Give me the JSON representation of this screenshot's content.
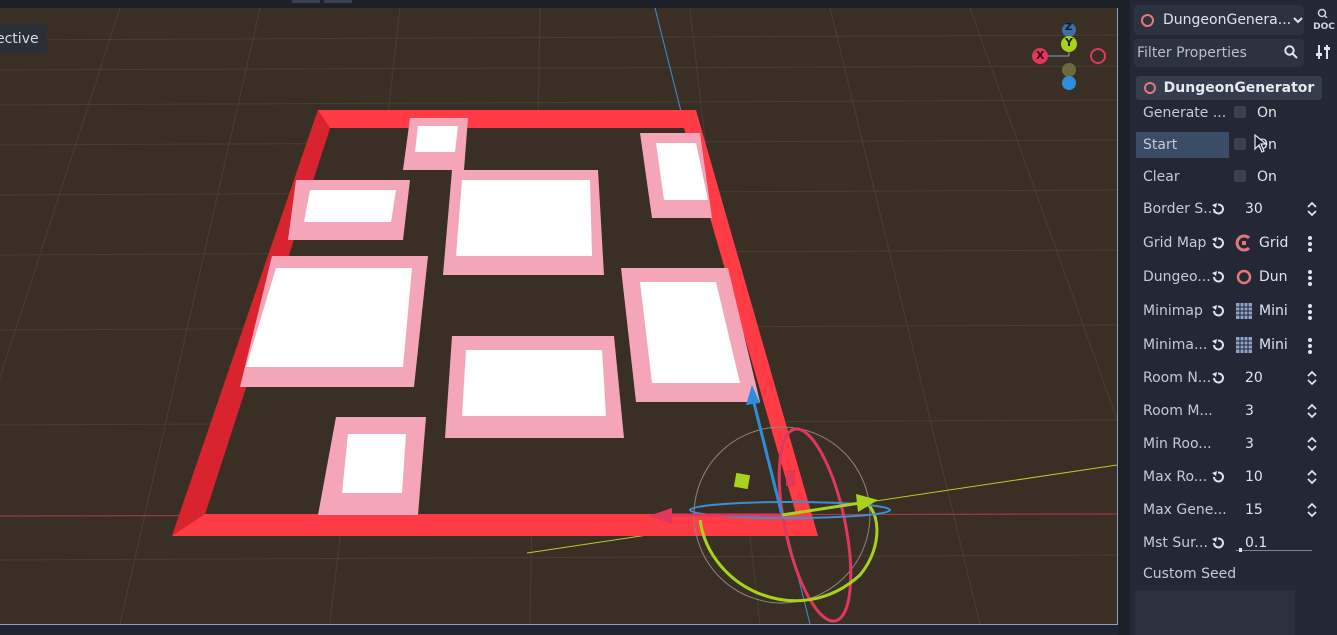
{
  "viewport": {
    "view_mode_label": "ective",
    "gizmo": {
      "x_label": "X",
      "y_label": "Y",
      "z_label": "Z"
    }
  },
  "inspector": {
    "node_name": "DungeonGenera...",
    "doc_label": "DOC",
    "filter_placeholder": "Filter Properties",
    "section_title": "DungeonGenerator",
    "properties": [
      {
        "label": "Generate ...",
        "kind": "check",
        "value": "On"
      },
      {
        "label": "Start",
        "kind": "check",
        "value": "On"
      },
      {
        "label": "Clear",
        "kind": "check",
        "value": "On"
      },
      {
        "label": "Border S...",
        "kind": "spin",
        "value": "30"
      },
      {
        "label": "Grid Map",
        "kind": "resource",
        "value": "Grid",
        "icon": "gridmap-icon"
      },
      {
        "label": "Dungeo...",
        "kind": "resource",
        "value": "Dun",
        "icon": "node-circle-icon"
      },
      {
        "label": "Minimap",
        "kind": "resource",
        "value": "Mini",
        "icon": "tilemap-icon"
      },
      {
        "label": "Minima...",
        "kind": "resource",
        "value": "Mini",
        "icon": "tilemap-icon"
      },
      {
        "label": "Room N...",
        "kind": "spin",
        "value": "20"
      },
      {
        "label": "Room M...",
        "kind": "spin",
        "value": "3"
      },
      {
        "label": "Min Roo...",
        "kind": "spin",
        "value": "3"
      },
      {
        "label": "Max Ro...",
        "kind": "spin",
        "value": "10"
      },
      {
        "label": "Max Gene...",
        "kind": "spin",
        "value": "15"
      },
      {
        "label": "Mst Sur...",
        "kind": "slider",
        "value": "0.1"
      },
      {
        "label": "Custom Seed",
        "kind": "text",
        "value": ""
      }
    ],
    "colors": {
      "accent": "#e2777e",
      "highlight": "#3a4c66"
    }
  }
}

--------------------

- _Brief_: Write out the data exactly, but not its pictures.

- _Solution for this task_:
Give me the JSON representation of this screenshot's content.
{
  "viewport": {
    "view_mode_label": "ective",
    "gizmo": {
      "x_label": "X",
      "y_label": "Y",
      "z_label": "Z"
    }
  },
  "inspector": {
    "node_name": "DungeonGenera...",
    "doc_label": "DOC",
    "filter_placeholder": "Filter Properties",
    "section_title": "DungeonGenerator",
    "properties": [
      {
        "label": "Generate ...",
        "kind": "check",
        "value": "On"
      },
      {
        "label": "Start",
        "kind": "check",
        "value": "On"
      },
      {
        "label": "Clear",
        "kind": "check",
        "value": "On"
      },
      {
        "label": "Border S...",
        "kind": "spin",
        "value": "30"
      },
      {
        "label": "Grid Map",
        "kind": "resource",
        "value": "Grid",
        "icon": "gridmap-icon"
      },
      {
        "label": "Dungeo...",
        "kind": "resource",
        "value": "Dun",
        "icon": "node-circle-icon"
      },
      {
        "label": "Minimap",
        "kind": "resource",
        "value": "Mini",
        "icon": "tilemap-icon"
      },
      {
        "label": "Minima...",
        "kind": "resource",
        "value": "Mini",
        "icon": "tilemap-icon"
      },
      {
        "label": "Room N...",
        "kind": "spin",
        "value": "20"
      },
      {
        "label": "Room M...",
        "kind": "spin",
        "value": "3"
      },
      {
        "label": "Min Roo...",
        "kind": "spin",
        "value": "3"
      },
      {
        "label": "Max Ro...",
        "kind": "spin",
        "value": "10"
      },
      {
        "label": "Max Gene...",
        "kind": "spin",
        "value": "15"
      },
      {
        "label": "Mst Sur...",
        "kind": "slider",
        "value": "0.1"
      },
      {
        "label": "Custom Seed",
        "kind": "text",
        "value": ""
      }
    ],
    "colors": {
      "accent": "#e2777e",
      "highlight": "#3a4c66"
    }
  }
}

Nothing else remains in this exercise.